What happens if you get a flat? Some manufacturers equip cars with run-flat tires, while others put flat-repair kits in the trunk. Both alternatives have drawbacks, and many motorists say the trend is unsettling.
"I like the security of having a spare. It gives you peace of mind," said Mary Beth Wasmer of Baltimore.
Wasmer said she probably would have passed on the used BMW 335 she bought three months ago if the dealer had said it had no spare — something she discovered herself.
"I couldn't find it," she said. "I opened the trunk, I looked underneath, and there was no spare or even a compartment to put one in."
The trend is gaining traction. A few years ago, virtually all new cars had spares. But last month, about 13 percent of the more than 1 million vehicles sold in the United States did not offer a spare as standard equipment, according to a Los Angeles Times review of vehicle specifications and sales data. Federal regulators don't require spares because they aren't considered an essential safety feature.
The no-spare club includes the Hyundai Elantra and Chevrolet's Cruze and Malibu, three of America's top-selling sedans. Buick's 2012 Regal GS and upcoming hybrid versions of its Regal and LaCrosse sedans will be sans spare, as will some versions of next year's Kia Optima.
Automakers save money by selling cars with four tires instead of five, and the weight savings helps them boost vehicle gas mileage.
Then, too, fewer motorists need to change tires anymore. Technical improvements have made flats less likely, and when they do occur, drivers increasingly rely on roadside assistance services.
"All manufacturers are looking at this," said Alan Batey, U.S. vice president of Chevrolet sales and service. "This is one opportunity to get weight out of vehicles and make them more fuel-efficient. . . . It will take some time for people to understand this technology."
Chevrolet is among the most aggressive of the major brands when it comes to scuttling the spare. The tire inflator kit in the Cruze sheds 26 pounds of spare tire and hardware and provides more trunk space.
Hyundai said ditching the spare saves it about $22 a vehicle. That adds up to about $4.4 million on the 200,000 Elantras it expects to sell this year.
Like Chevy and Buick, Hyundai sells cars with tire-inflation kits. These consist of a can of sealant that is injected through the valve stem, plugging the puncture, and an electric pump to reinflate the tire.
It's not as good as a spare. Sealants "work only if you have a simple puncture in the tread of the tire. And if you use it, it is only a temporary fix," said Eugene Petersen, tire expert for Consumer Reports magazine.
And sealants don't work for sidewall damage that commonly occurs to low-profile tires driven over pothole-strewn roads.
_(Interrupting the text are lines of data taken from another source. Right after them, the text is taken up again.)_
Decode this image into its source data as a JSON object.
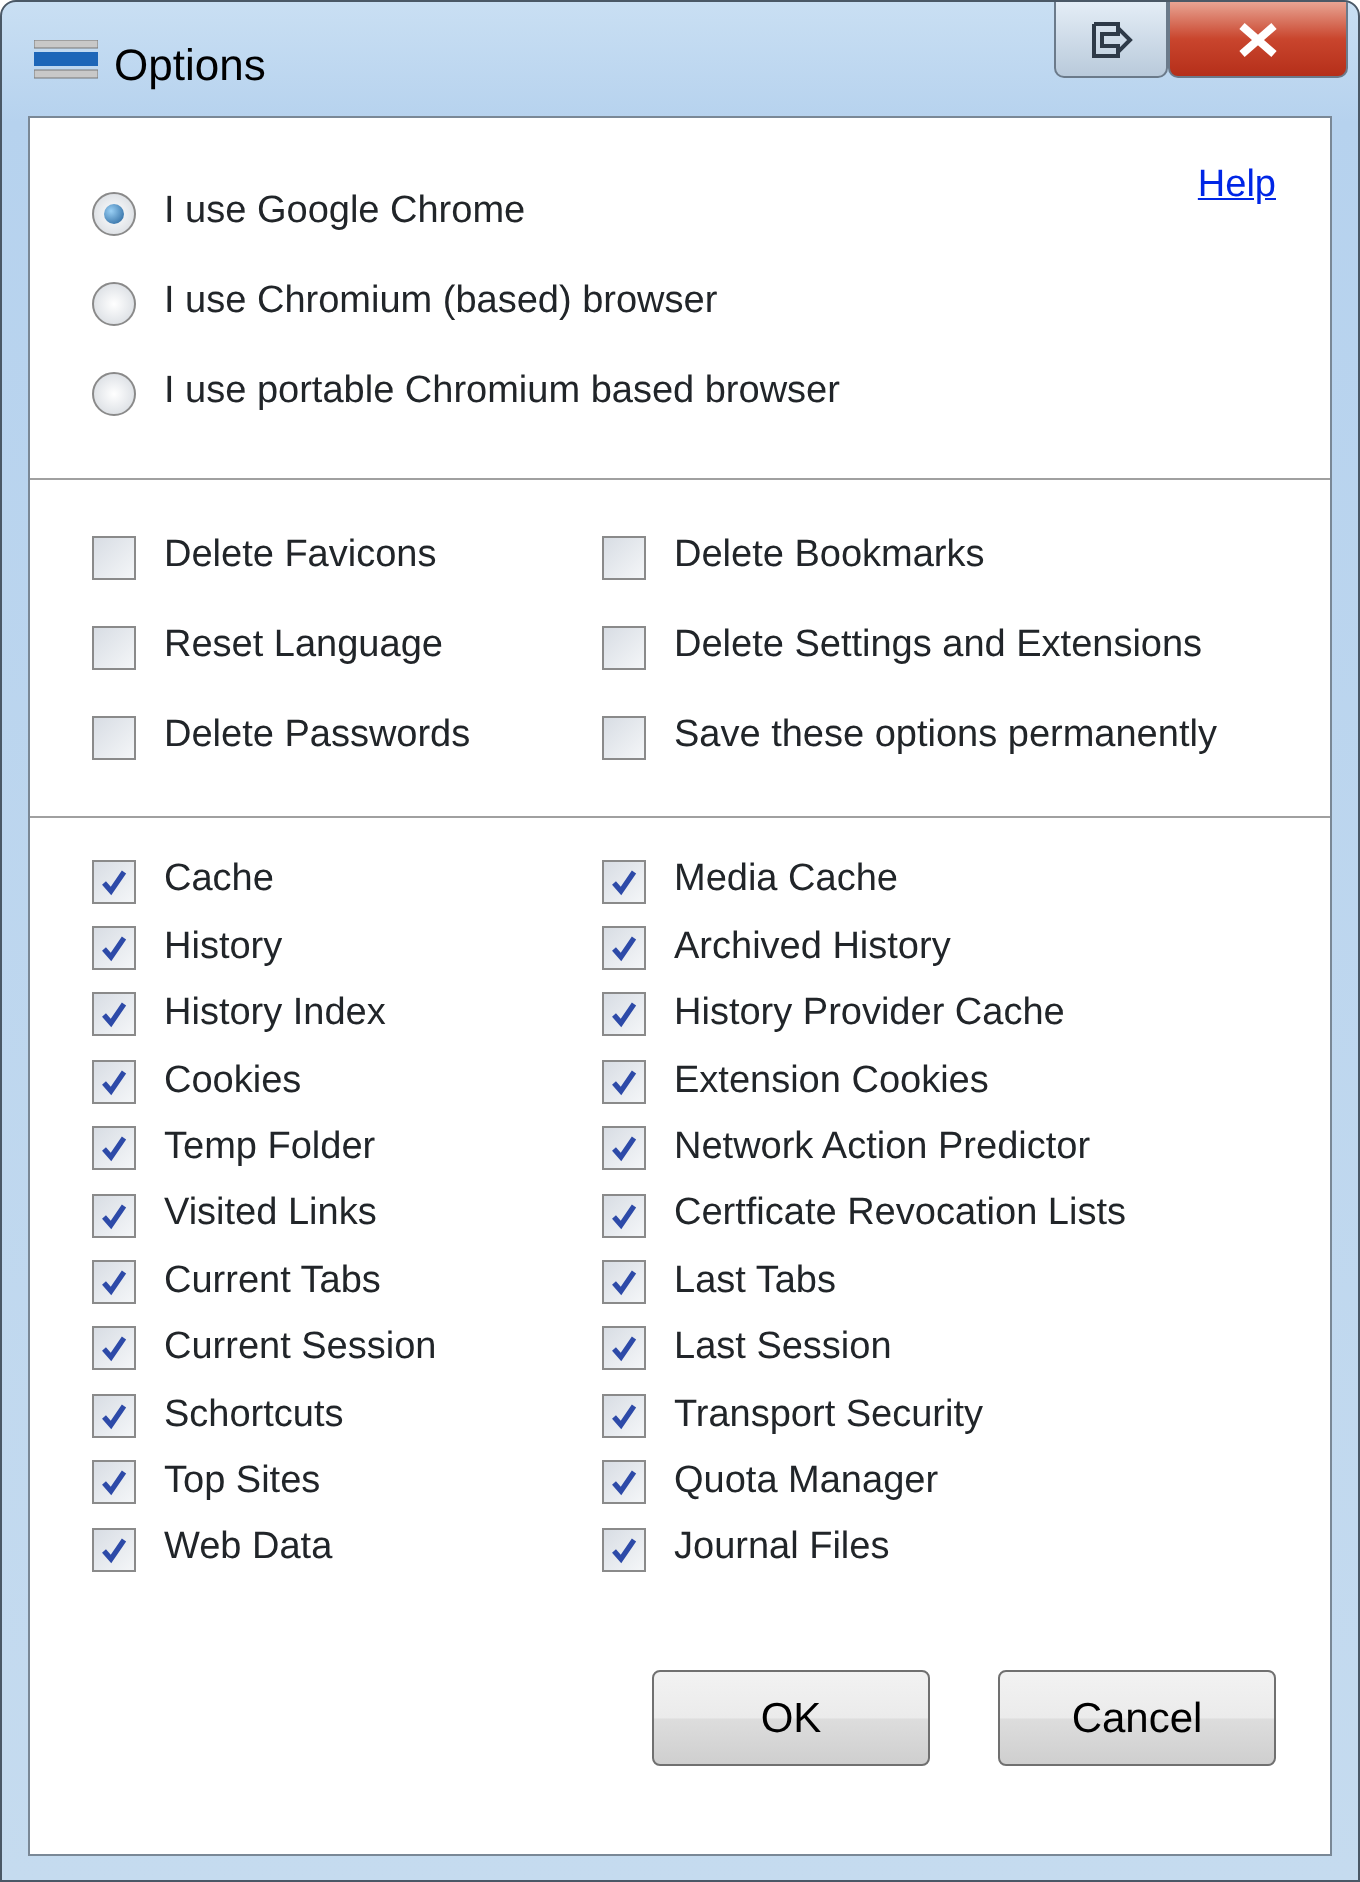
{
  "window": {
    "title": "Options"
  },
  "help_link": "Help",
  "browser_options": [
    {
      "label": "I use Google Chrome",
      "selected": true
    },
    {
      "label": "I use Chromium (based) browser",
      "selected": false
    },
    {
      "label": "I use portable Chromium based browser",
      "selected": false
    }
  ],
  "options": [
    {
      "label": "Delete Favicons",
      "checked": false
    },
    {
      "label": "Delete Bookmarks",
      "checked": false
    },
    {
      "label": "Reset Language",
      "checked": false
    },
    {
      "label": "Delete Settings and Extensions",
      "checked": false
    },
    {
      "label": "Delete Passwords",
      "checked": false
    },
    {
      "label": "Save these options permanently",
      "checked": false
    }
  ],
  "clean_items": [
    {
      "label": "Cache",
      "checked": true
    },
    {
      "label": "Media Cache",
      "checked": true
    },
    {
      "label": "History",
      "checked": true
    },
    {
      "label": "Archived History",
      "checked": true
    },
    {
      "label": "History Index",
      "checked": true
    },
    {
      "label": "History Provider Cache",
      "checked": true
    },
    {
      "label": "Cookies",
      "checked": true
    },
    {
      "label": "Extension Cookies",
      "checked": true
    },
    {
      "label": "Temp Folder",
      "checked": true
    },
    {
      "label": "Network Action Predictor",
      "checked": true
    },
    {
      "label": "Visited Links",
      "checked": true
    },
    {
      "label": "Certficate Revocation Lists",
      "checked": true
    },
    {
      "label": "Current Tabs",
      "checked": true
    },
    {
      "label": "Last Tabs",
      "checked": true
    },
    {
      "label": "Current Session",
      "checked": true
    },
    {
      "label": "Last Session",
      "checked": true
    },
    {
      "label": "Schortcuts",
      "checked": true
    },
    {
      "label": "Transport Security",
      "checked": true
    },
    {
      "label": "Top Sites",
      "checked": true
    },
    {
      "label": "Quota Manager",
      "checked": true
    },
    {
      "label": "Web Data",
      "checked": true
    },
    {
      "label": "Journal Files",
      "checked": true
    }
  ],
  "buttons": [
    "OK",
    "Cancel"
  ]
}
Drivers could be left stranded, waiting for a tow.
More expensive cars — including nearly the entire BMW lineup — are forsaking spare tires for run-flat tires, which can be driven at moderate speeds for 50 miles or so with a puncture.
Petersen said there's less risk of being stranded by punctures in run-flat tires, but they're still not a perfect solution. "We hear a lot of complaints about noise, tread life and expense," he said.